It's virtually impossible not to adore Brooks, which his peers do openly. Short recalled first meeting Brooks in the mid-'80s at the commissary on the Universal Studios lot. After introducing himself, Short wasn't even sure Brooks knew who he was until Short was leaving. "I was at the end of the door and he stood up and screamed: 'Get your price down and we'll work together,' " said Short, laughing. "I did. And we are."
Ask Alexander what people might be surprised to know about Brooks, and he's at a loss. "There's not much you don't know. Mel's an open book. He doesn't edit much. That's kind of the glory of Mel." Thomas Meehan, who co-wrote the book for The Producers and was a co-writer on Spaceballs, believes people would be surprised to know the serious side of Mel. "He's a public clown and he's endlessly funny," Meehan noted. "But he has so many interests. He's a great expert on wine, Russian novels, and all kinds of strange things that people don't associate with him. He's very interested in medicine, he reads all the journals and can diagnose illnesses. Carl Reiner had a stomach attack five years ago, and he didn't call a doctor, he called Mel. And Mel got Carl to the hospital. He may have saved his life."

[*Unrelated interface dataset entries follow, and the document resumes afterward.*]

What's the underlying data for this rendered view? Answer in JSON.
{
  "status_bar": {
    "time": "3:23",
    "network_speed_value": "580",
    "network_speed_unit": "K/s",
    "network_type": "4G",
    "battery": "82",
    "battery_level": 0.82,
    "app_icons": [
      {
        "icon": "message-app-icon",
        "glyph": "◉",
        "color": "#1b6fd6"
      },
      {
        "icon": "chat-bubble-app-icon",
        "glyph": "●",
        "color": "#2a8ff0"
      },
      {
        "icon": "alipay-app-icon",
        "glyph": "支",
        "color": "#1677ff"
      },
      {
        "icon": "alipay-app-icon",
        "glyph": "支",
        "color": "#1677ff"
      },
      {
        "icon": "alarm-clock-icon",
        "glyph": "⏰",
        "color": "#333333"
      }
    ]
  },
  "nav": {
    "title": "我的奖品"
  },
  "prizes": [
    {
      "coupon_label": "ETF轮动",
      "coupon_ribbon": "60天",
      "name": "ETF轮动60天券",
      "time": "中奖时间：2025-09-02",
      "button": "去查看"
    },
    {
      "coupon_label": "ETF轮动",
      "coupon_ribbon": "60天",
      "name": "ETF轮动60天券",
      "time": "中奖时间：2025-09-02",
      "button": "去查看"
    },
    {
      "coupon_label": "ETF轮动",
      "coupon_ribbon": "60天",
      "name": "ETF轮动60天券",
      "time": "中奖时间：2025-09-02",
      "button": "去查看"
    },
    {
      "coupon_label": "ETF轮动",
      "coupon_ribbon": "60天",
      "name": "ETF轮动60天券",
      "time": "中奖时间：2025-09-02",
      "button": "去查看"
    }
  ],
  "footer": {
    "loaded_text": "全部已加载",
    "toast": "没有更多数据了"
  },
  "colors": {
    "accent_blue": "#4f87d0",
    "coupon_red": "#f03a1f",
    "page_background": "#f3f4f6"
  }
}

Brooks is also a hopeless romantic. He purchased the rights to the book 84 Charing Cross Road as an anniversary present to Bancroft, and his company Brooksfilm produced the movie. Ask Brooks what it might surprise people to know about him and he'll point out that his company produced such varied fare as The Elephant Man, Frances, and The Fly. "I'm very proud of those hidden talents," he stated, adding that he purposely doesn't publicize his involvement with dramatic films. "I don't want to confuse the public."
Brooks is riding high on his stage success and is considering musical versions of Blazing Saddles and Life Stinks, but he will most likely adapt Young Frankenstein next. "It's a natural for the stage," he noted with visible excitement. While most directors with his resumé would be loath to pick a favorite among their films, Brooks admitted to having a special place in his heart for the original Producers.
"Only because it's the first accomplishment on film," Brooks said. "I never thought I could write it and anybody would make it. It's like your first-born child